The graphics are of an extremely high standard and, for once, don't stop you from seeing the enemy's bullets coming! There are too many continues available, but that's a common problem in Megadrive arcade games, and even Truxton had infinite continues. I recommend this game very strongly to all shoot 'em up fans - you'll have a blast!
Another great Mega Drive shoot-'em-up, but it may prove a bit too easy once you've got the top weaponry.
When it comes to shooters I prefer side-scrollers, but I have to admit that Fire Shark has my vote as the best in its category! Awesome weapons and incredible play, plus 99 levels to beat make this a real player's game.
Fire Shark is a turbo-charged version of the arcade game 1942. This highly regarded shooter certainly delivers in terms of sheer firepower and number of enemies. Your biplane is swarmed by dozens of enemy forces from the air, ground, and sea. Fortunately, your powerful guns are up to the task, and you also have a supply of devastating bombs. The bombs take out a large area, and you can time their detonation by holding the deploy button. There are three types of weapons, and each can be powered-up to an insane degree. Fireshark is a shooter lover's shooter. The action is fast and furious with no hint of slowdown. The graphics are a little weak, especially the desert and water backgrounds, but the animation is smooth and flicker-free. Fire Shark is a little on the easy side, mainly because the power-ups bounce around the screen until you catch them. It's cool how your plane catches fire when hit, allowing you to get off a few extra shots before going down. This one's a winner.
But my biggest niggle about Fire Shark is that many of the game elements just seem totally arbitrary. With any shoot 'em up, you don't expect the plot to hang together like an episode of Inspector Morse, but I ask you - a bi-piane kitted out with a laser cannon!? Even if you ware a time-travelling
phantom aviator (as the ludicrously guffy scenario suggests), would an antique aircraft really be your first choice of transport when faced with a heavily-armed evil empire? I think not.
Tja, dann würde ich im wahrsten Sinne des Wortes sagen: Ran an den Feind; was Rambo kann, können wir schon
Fire Shark weist zwar keine gröberen
spielt sich ganz
gut, ist aber ziemlich eintönig
- trotz zehn Levels. Angriffsformationen, Feinde sowie Grafik wiederholen
sich recht oft und
eindrucksvolle Riesengegner à la Tatsujin tauchen hier
kaum auf. Lobenswert
daß Fire Shark auf
Stufe “Easy“ (wird
in dem üppigen Option-Menü eingestellt wirklich einfach ist.

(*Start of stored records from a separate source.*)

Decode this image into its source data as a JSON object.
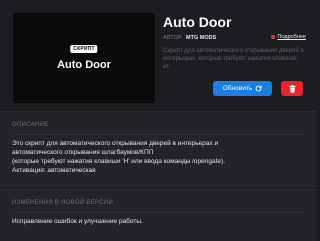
{
  "mod": {
    "title": "Auto Door",
    "thumbnail": {
      "badge": "СКРИПТ",
      "title": "Auto Door"
    },
    "author_label": "АВТОР",
    "author_name": "MTG MODS",
    "more_link": "Подробнее",
    "short_description_lines": [
      "Скрипт для автоматического открывания дверей в",
      "интерьерах, которые требуют нажатия клавиши",
      "ит."
    ],
    "update_button": "Обновить"
  },
  "description": {
    "header": "ОПИСАНИЕ",
    "lines": [
      "Это скрипт для автоматического открывания дверей в интерьерах и",
      "автоматического открывания шлагбаумов/КПП",
      "(которые требуют нажатия клавиши 'H' или ввода команды /opengate).",
      "Активация: автоматическая"
    ]
  },
  "changes": {
    "header": "ИЗМЕНЕНИЯ В НОВОЙ ВЕРСИИ",
    "text": "Исправление ошибок и улучшение работы."
  },
  "colors": {
    "accent_blue": "#1b7ee0",
    "danger_red": "#e8242c"
  },
  "icons": {
    "update": "refresh-icon",
    "delete": "trash-icon"
  }
}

Hat man seinen Doppeldecker erst einmal durch die herumschwirrenden Bonussymbole aufgepäppelt, läßt eine starre, sechsstrahlige Feuerfunzel keinem der Feinde nur den Hauch einer Chance. So wird das Bildschirmgemetzel recht schnell recht langweilig. Bei unserem ersten Probespiel schalteten wir das Mega Drive nach 15 durchgespielten Minuten bei etwas über 500.000 Punkten entnervt ab. Einmal mehr ist die Musik nur mäßig. Die Grafik ist annehmbar, die Steuerung präzise, das Intro dürftig gestaltet. Mein Tip: Wenn Euch nach einem Ballerspiel ist, dann greift lieber zu “Hellfire“.

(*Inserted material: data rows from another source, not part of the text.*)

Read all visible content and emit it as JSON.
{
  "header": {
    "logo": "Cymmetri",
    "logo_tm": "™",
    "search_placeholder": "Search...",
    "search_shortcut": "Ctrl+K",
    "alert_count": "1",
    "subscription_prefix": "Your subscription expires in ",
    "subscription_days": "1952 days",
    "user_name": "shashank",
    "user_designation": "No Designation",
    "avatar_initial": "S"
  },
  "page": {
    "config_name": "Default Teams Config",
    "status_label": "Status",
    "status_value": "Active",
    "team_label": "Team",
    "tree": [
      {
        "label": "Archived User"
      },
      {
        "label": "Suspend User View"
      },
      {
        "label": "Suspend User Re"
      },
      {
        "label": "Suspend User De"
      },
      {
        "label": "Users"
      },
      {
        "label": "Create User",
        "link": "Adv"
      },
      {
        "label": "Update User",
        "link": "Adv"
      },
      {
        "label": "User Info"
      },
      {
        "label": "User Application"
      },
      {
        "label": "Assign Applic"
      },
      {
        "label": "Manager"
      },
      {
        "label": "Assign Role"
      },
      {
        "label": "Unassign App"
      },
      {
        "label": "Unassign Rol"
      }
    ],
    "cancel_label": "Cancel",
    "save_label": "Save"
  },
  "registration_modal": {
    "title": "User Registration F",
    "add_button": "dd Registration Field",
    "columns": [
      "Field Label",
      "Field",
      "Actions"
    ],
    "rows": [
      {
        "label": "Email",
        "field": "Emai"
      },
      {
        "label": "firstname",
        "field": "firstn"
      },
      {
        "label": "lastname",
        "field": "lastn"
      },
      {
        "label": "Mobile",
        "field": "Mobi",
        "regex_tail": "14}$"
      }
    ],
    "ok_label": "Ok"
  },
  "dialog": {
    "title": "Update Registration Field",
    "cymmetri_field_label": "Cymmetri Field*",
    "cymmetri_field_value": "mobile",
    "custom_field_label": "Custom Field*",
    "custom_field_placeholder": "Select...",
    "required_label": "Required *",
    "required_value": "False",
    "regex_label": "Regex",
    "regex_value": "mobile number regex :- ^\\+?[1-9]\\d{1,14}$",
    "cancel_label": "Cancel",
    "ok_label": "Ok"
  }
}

Fire Shark is the quintessential Genesis shooter that isn’t noteworthy in any way but isn’t bafflingly bad in any way, either. Not even vanilla is this plain. In a library with many excellent and exquisite vertical shooting entries, this may be one of the most unremarkable because it doesn’t offer anything beyond battling tanks and planes. But where previous images of military conquest led by a single stalwart fighter conjured moments of exhilaration, no such emotions arise here.